In a move to increase national security without impeding
scientific growth, a panel of scientists put together a report
urging another tier of prior review for proposed experiments that
could be used by terrorists or hostile nations to make biological
Led by Dr. Gerald Fink of the Whitehead Institute at
Massachusetts Institute of Technology, the National Academy of
Sciences panel recommends the creation of an advisory board made up
of scientists and national security experts.
The board will review certain experiments deemed risky before
and after they are carried out at any research institution.
Currently, researchers at universities working with recombinant
DNA or infectious agents must submit their proposals to an
Institutional Biosafety Committee.
At UCLA, the committee, which is made up of university
scientists, allows researchers to conduct their experiments if they
meet guidelines established by the National Institute of
Health’s Recombinant DNA Advisory Committee.
The panel’s recommended advisory board could exercise more
knowledge about national security issues when examining potentially
“This urges scientists both in the United States and
elsewhere to think about (how) the science they’re doing
could promote the efforts of bioterrorists,” said Matthew
Scharff, a panel member and professor of cell biology at the Albert
Einstein College of Medicine in Bronx, NY.
The issue of bioterrorism is important, Scharff said.
“I was able to see from the window of my office the
burning Trade Center, and I read the newspapers about someone
mailing anthrax,” Scharff said.
“That changed the world for me,” he added.
Scharff said it took several meetings and discussions among
panel members and peers before the report was finalized.
Another issue the panel focused on was experiment
The scientific committee, not government agencies, should
determine whether the experiments are published, stressed the
Currently, the government places restriction on public access to
“sensitive but unclassified” information.
Such vague language causes confusion among scientists and
government officials, according to the panel.
UCLA research is either “classified” or
“unclassified.” The university does not allow

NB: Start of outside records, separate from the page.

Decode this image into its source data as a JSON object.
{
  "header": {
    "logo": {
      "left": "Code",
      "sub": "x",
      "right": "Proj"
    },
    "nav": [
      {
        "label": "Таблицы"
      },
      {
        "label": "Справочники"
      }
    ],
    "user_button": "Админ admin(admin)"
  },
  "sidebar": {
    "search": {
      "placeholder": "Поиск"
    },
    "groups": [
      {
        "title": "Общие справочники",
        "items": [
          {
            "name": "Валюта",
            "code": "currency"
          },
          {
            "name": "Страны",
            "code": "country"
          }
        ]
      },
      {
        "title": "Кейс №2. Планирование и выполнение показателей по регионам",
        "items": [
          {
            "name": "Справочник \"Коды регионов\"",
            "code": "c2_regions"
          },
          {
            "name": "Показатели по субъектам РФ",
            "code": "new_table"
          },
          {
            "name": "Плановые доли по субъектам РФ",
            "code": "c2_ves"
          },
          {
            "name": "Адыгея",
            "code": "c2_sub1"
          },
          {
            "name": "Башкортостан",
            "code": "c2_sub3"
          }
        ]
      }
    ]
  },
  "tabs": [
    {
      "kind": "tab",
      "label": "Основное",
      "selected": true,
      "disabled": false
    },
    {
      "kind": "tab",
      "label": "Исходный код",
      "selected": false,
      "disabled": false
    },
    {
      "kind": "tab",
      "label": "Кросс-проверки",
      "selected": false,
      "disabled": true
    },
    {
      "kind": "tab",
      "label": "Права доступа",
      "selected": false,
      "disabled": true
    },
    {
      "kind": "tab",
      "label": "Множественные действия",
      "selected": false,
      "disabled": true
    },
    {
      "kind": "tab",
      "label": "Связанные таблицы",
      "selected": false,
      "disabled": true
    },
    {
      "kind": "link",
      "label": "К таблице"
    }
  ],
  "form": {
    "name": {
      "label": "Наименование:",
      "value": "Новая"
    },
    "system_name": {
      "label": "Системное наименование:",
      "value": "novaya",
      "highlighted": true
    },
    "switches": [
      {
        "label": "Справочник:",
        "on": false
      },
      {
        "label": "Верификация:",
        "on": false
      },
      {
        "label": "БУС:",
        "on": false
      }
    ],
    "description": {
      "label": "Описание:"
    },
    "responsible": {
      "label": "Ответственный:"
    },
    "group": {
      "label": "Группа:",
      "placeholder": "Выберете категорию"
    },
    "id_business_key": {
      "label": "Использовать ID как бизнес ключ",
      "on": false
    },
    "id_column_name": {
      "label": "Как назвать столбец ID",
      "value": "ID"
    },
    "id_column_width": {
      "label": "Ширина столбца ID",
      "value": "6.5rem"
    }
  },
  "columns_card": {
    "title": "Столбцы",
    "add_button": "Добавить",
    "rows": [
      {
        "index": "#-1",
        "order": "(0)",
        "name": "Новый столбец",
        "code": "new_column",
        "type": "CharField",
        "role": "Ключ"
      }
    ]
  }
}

publication restrictions by the government on unclassified
“Nobody does classified research at UCLA, on the campus.
So, therefore, as a result, if we don’t do classified
research, we should be able to publish it,” said Vice
Chancellor of Research Roberto Peccei.
“This whole issue of “˜sensitive, but
unclassified’ is something that is an evolving debate between
universities and the federal government,” Peccei said.
The report specifically targets seven types of experiments that
may result in the “misuse of biotechnology.”
Researchers at UCLA agree that biological weapons are a real
“Admittedly there is information out there that, for
somebody with the right abilities, could potentially be used for
devious purposes,” said Dr. Kenneth Bradley, assistant
professor of Microbiology, Immunology, and Molecular Genetics.
Bradley’s lab is currently studying the effects of anthrax
toxins on mammalian cells, with hopes of developing molecular
inhibitors to block anthrax toxins from binding to its
Bradley believes it is important for the scientific community to
show that they are responsible enough to understand the threats of
bioterrorism and issues of national security.
“We don’t want to wait to be asked to take
initiative,” Bradley said.
Bradley has read a summary of the proposals and said the
recommendations are reasonable.
“I cannot imagine it is going to be a problem for people
who have taken the responsibility to act responsibly when designing
experiments,” Bradley said.
“We do an assessment of the risks to the individual, lab
and exposure to the environment,” said assistant biosafety
officer Rowelle Cruz.